We don't have the kind of on court, off court ratings for Jerry West that we do for more recent players. but with some of the wonderful additions to Basketball Reference, we can at least get a rough estimate.  Basketball Reference now has scans of newspaper box scores for every NBA game, ever.  The data in these box scores are limited though.  We usually get how many points, field goals, and free throws a player has, but attempts are usually not there, so if you want to know if West held Robertson to a below average FG%, it's not there.  But just knowing which games a player played in can get you some interesting results.

Jerry West missed a decent amount of games every year.  I focused on 1962-63, and 1966-7 to 1968-9.  He missed 25, 15, 31, and 21 games those years.

1962-63:  Without West, Lakers were 11-14, being outscored 111.1 to 112.8.  With West, they were 42-13, scoring 117.5 and allowing 112.2.

1966-67: Without West, Lakers were 4-11, being outscored 116.6 to 121.2.  With West, they were 32-33, scoring 121.1 and allowing 120.

1967-68: Without West, Lakers are 19-12, but only outscore opponents 114.6 to 114.4.  With West the record is similar (33-18) but they outscore by 125.2 to 116.3

1968-69: Wilt's first year with Lakers, BTW.  Without Jerry: 12-9, 108.7 to 108.4 Pts/Oppts.  With Jerry: 43-18, outscore opponents 113.5 to 108.

Jerry's teams were generally 5-9 points better in games that he played.  This is equivalent to about an 8-10 advantage per 48 minutes.  This figure would be among the best in the NBA today, but a few players (Lebron, Chris Paul, Garnett) have been above that level the last 2 years, according to

Over those 4 years the Lakers were a .500 team without West (46-46) but 150-82 when he played.
Wilt Chamberlain presents a tougher challenge, and that would be true even if the NBA in the 1960's tracked plus minus to the same degree they do today.  Wilt didn't miss many games, and he almost never came off the court (played more than 48 minutes per game in some years thanks to OT).  But we do have some indication of his impact, thanks to one year where he missed 70 games, and two trades.
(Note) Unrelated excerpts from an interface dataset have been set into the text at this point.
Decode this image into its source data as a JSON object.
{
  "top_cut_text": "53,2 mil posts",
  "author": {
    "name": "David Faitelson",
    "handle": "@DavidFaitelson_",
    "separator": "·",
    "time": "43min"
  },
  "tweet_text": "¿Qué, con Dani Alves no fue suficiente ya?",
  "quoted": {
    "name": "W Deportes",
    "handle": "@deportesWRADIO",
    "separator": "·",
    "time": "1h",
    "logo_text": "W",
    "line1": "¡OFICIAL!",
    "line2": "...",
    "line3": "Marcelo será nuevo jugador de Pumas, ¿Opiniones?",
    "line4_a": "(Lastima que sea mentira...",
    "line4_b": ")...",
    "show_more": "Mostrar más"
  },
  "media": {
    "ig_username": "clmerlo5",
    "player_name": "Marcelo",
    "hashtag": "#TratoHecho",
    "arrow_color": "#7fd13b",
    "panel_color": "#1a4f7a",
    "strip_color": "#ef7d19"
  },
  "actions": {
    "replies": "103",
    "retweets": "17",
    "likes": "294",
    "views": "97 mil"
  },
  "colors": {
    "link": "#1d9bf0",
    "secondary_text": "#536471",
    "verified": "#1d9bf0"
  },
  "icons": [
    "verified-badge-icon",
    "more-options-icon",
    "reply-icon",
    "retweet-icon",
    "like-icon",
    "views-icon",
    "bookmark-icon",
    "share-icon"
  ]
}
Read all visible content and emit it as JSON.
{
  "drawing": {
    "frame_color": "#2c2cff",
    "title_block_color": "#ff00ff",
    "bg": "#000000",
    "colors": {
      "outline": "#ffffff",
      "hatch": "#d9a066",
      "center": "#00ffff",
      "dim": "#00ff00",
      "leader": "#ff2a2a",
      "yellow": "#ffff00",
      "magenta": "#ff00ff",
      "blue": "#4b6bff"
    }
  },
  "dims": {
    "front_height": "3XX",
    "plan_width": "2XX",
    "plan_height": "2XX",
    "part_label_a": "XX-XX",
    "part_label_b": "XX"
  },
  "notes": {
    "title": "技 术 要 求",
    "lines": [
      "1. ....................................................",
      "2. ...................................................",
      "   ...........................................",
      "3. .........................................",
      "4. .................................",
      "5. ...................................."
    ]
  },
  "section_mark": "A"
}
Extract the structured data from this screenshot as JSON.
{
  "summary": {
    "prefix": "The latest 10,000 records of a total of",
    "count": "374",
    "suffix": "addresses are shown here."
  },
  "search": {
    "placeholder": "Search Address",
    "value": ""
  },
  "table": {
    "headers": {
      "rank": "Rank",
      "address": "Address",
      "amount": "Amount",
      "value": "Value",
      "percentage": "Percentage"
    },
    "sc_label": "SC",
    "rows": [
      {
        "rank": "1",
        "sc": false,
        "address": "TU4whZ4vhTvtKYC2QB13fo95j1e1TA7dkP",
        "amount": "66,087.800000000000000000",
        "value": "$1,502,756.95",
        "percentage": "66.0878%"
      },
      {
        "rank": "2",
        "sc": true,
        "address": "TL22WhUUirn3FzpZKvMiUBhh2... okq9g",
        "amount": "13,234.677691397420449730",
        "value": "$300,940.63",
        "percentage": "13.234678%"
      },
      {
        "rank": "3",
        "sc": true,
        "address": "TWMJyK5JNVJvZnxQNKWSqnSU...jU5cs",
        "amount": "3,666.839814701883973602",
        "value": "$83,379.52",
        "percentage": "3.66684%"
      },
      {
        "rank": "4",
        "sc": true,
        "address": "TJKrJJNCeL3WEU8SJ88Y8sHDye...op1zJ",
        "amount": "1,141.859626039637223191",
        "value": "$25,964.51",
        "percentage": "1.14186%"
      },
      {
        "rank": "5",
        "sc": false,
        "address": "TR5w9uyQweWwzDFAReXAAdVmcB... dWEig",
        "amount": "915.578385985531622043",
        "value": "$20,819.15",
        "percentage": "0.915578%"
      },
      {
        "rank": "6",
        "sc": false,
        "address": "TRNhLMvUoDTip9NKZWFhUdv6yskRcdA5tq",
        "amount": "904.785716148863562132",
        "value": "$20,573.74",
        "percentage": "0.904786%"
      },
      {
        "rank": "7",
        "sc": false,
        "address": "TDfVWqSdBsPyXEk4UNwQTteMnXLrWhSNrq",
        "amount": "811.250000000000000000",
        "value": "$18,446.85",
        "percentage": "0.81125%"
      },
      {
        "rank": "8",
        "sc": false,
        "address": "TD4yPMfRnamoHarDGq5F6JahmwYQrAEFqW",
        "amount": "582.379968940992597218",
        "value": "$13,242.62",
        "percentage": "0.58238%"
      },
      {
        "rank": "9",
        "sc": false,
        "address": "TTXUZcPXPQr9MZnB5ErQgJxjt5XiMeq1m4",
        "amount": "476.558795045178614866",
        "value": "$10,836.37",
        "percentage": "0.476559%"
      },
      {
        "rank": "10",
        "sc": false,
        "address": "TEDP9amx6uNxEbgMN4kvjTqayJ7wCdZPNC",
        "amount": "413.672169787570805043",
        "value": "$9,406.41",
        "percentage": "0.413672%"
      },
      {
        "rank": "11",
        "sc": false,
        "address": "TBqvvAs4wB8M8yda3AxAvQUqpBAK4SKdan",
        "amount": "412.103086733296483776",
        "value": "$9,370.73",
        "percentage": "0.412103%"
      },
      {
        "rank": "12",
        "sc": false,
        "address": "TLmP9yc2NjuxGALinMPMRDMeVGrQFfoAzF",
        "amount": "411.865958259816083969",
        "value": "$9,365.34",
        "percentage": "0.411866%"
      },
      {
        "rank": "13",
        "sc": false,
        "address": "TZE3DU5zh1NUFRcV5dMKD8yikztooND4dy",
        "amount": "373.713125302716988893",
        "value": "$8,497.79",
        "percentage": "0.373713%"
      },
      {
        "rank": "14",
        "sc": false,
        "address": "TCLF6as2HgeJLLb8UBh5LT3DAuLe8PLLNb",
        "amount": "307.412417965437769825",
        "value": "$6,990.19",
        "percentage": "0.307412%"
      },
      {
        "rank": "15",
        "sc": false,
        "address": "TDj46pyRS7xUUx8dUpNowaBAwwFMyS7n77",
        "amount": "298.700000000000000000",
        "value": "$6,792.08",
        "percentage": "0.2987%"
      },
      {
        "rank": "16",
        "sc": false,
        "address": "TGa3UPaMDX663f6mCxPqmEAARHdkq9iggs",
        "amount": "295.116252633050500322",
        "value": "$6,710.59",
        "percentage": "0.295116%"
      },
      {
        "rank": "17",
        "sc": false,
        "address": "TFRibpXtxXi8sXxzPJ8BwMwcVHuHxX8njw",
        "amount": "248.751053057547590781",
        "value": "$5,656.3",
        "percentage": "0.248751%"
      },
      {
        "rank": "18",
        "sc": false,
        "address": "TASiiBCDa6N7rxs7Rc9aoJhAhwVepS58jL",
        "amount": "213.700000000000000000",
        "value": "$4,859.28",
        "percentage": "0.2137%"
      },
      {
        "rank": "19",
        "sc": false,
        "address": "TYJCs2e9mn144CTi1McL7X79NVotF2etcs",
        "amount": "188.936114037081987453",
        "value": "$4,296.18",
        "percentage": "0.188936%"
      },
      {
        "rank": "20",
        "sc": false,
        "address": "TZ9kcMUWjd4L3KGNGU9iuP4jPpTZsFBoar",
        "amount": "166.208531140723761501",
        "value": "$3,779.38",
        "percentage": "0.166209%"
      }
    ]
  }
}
In 1970-71 Wilt missed all but the final 12 games of the season.  Lakers were 44-26, outscoring opponents 116.4 to 111.9.  Then Wilt came back, the team finished 4-8, being outscored 105.4 to 110.3.  It's not totally fair though, as Jerry West missed all of those games, and the team was probably more concerned about getting Wilt in shape for the playoffs than winning out the regular season.

Wilt was traded in mid season 1965, and for 3 fairly inconsequential players.  Here's his impact on the Warriors (who traded him) and the Sixers (who got him):

Warriors were 11-33, outscored 108-113.3.  How this is possible with a player like Wilt I don't know.  Afterwards they went into full tank mode, went 6-30, and were outscored 103.1 to 110.4.

Sixers were 22-23 at the trade, outscored 111.4 to 111.9. After the trade they were slightly better, outscoring 113.9 to 113.7 and going 18-17.

Wilt's trade from Philly to LA is more problematic, as the Sixers got two decent though not great starting players in Darrell Imhoff and Archie Clark.  Lakers improved by 3 games, and Philly declined by 7.

Wilt's estimated impact per 48 minutes from these with/without situations isn't that much, between 1-4 points.  That's excluding his 12 games with the 71 Lakers.  Wilt was part of the two greatest single season teams before Jordan's 1996 Bulls, and when everything was working right between teammates and coaches I'm sure his impact was as great as any player ever.  But for too much of his career it's hard to see evidence that his dominant stats did much to impact wins and losses.

On the Wilt-Russell debates I was always on the Wilt side from the first day I learned to add up points, rebounds, and assists.  But I don't think that's right anymore, and I think a legitimate question is whether Wilt was the second best player of his generation after Russell, or whether it was Jerry West.